Over the past seven years, our boring diversified portfolio of passive index funds exceeded the critical CPI+4% target returns, despite the global pandemic lockdowns, the sharpest and deepest economic recessions in every country since the 1930s Great Depression, the turbulent Trump years, trade wars, war in Europe, ‘Brexit’, political turmoil and fragmentation across the world, the worst inflation spikes in 40 years, various banking crises, numerous corporate bankruptcies, and a host of other things to scare off investors.
Seven years ago, nobody could have predicted that events would turn out to be as bad as they did, but simple, diversified portfolios did just fine through it all!
That is the past, of course, but we are interested in the future. Although the future is unknowable, we can assume that future events will probably be just as interesting and challenging as the past, but we can also suggest that a simple diversified portfolio of low-cost funds will continue to have a good chance of generating the required returns we need in the long term.
Ashley Owen, CFA is Founder and Principal of Owen Analytics. Analysis as 2 August 2023. This information has been provided by Firstlinks, a publication of Morningstar Australasia (ABN: 95 090 665 544, AFSL 240892), for WealthHub Securities Ltd ABN 83 089 718 249 AFSL No. 230704 (WealthHub Securities, we), a Market Participant under the ASIC Market Integrity Rules and a wholly owned subsidiary of National Australia Bank Limited ABN 12 004 044 937 AFSL 230686 (NAB). Whilst all reasonable care has been taken by WealthHub Securities in reviewing this material, this content does not represent the view or opinions of WealthHub Securities. Any statements as to past performance do not represent future performance. Any advice contained in the Information has been prepared by WealthHub Securities without taking into account your objectives, financial situation or needs.
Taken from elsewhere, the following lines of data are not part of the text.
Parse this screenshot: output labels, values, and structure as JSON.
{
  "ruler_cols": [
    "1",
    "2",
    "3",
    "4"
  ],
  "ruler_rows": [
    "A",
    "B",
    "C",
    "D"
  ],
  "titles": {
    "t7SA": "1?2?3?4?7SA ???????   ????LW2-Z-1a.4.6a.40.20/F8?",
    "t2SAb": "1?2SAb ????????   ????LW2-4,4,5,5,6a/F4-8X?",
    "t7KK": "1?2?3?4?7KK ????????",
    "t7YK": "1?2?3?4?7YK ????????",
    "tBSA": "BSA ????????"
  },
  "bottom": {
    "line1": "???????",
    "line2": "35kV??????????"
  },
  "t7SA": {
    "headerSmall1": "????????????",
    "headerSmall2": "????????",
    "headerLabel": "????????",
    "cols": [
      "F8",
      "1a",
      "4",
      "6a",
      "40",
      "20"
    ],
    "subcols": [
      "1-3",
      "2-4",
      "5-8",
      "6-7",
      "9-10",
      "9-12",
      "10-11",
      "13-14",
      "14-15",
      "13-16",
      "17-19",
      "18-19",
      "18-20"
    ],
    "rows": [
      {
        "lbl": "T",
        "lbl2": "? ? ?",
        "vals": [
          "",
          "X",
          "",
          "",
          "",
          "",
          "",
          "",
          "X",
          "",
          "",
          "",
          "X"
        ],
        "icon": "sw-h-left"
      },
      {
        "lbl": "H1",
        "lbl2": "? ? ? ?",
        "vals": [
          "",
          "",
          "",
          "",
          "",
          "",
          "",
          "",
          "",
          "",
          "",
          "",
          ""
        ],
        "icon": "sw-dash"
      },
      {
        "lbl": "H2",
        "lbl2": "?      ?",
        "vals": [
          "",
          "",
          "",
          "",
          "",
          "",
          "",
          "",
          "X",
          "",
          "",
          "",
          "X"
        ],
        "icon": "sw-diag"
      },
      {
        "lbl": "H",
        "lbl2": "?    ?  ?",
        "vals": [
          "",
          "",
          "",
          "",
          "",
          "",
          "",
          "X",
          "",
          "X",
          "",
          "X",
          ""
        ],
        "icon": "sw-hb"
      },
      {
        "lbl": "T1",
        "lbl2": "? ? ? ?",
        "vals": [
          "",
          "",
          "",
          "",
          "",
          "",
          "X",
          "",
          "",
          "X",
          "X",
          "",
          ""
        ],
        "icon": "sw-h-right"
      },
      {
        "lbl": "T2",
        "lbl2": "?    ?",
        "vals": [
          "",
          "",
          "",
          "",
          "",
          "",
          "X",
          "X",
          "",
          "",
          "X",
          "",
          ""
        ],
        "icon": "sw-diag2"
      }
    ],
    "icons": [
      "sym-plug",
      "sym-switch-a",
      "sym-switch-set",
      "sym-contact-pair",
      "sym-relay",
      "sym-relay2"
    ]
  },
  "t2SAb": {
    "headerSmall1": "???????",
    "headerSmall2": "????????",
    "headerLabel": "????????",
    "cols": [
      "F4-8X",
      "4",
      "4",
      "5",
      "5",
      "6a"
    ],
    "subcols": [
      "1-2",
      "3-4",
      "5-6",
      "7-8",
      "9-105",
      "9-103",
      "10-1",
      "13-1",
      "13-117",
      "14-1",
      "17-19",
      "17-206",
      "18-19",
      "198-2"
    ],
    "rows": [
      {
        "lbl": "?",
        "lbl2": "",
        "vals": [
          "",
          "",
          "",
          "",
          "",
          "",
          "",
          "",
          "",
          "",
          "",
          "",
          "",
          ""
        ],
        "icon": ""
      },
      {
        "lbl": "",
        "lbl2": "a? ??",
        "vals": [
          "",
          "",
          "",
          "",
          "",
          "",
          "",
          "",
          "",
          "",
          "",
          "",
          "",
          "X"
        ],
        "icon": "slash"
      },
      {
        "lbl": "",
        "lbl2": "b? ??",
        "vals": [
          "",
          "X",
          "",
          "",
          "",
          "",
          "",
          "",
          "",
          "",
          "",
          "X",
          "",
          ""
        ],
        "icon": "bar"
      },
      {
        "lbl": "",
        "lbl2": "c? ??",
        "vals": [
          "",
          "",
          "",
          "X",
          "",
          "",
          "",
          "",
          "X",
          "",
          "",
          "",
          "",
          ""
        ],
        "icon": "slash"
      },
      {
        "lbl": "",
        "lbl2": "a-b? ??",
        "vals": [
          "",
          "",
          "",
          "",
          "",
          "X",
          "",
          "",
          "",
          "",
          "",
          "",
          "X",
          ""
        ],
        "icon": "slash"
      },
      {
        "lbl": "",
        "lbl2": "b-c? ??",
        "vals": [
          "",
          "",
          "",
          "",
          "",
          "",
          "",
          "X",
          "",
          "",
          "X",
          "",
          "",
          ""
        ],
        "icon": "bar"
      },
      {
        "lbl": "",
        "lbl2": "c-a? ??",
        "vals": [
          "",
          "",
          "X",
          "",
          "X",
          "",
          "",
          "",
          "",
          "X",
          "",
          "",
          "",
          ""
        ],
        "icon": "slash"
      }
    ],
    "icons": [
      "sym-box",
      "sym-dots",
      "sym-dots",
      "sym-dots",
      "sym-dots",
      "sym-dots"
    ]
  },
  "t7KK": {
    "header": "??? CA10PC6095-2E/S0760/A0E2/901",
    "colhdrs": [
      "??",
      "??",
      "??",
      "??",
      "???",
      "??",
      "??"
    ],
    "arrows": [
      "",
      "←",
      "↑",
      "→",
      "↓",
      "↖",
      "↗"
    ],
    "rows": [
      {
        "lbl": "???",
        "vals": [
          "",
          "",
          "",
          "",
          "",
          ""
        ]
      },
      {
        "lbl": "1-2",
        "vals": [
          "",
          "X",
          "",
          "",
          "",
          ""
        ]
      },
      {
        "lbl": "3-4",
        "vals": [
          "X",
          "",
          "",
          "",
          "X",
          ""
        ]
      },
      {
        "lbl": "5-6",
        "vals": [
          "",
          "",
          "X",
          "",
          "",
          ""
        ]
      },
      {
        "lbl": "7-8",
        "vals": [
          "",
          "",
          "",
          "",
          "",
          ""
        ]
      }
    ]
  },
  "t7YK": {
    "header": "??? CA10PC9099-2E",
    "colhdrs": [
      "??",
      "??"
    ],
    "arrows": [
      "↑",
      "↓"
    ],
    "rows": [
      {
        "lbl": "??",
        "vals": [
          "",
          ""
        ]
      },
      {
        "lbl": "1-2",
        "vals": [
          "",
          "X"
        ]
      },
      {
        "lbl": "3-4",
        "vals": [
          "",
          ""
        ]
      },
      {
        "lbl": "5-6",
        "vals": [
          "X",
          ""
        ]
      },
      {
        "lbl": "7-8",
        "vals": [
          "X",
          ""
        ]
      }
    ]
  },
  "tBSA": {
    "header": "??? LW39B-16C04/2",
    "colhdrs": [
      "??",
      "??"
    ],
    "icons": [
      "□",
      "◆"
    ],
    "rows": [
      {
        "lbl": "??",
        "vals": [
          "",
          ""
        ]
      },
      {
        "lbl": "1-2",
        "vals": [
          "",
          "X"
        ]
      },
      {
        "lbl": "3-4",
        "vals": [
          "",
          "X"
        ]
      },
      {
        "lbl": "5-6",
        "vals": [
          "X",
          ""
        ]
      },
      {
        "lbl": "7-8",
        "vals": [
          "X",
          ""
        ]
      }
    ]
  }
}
Before acting on any such advice, we recommend that you consider whether it is appropriate for your circumstances.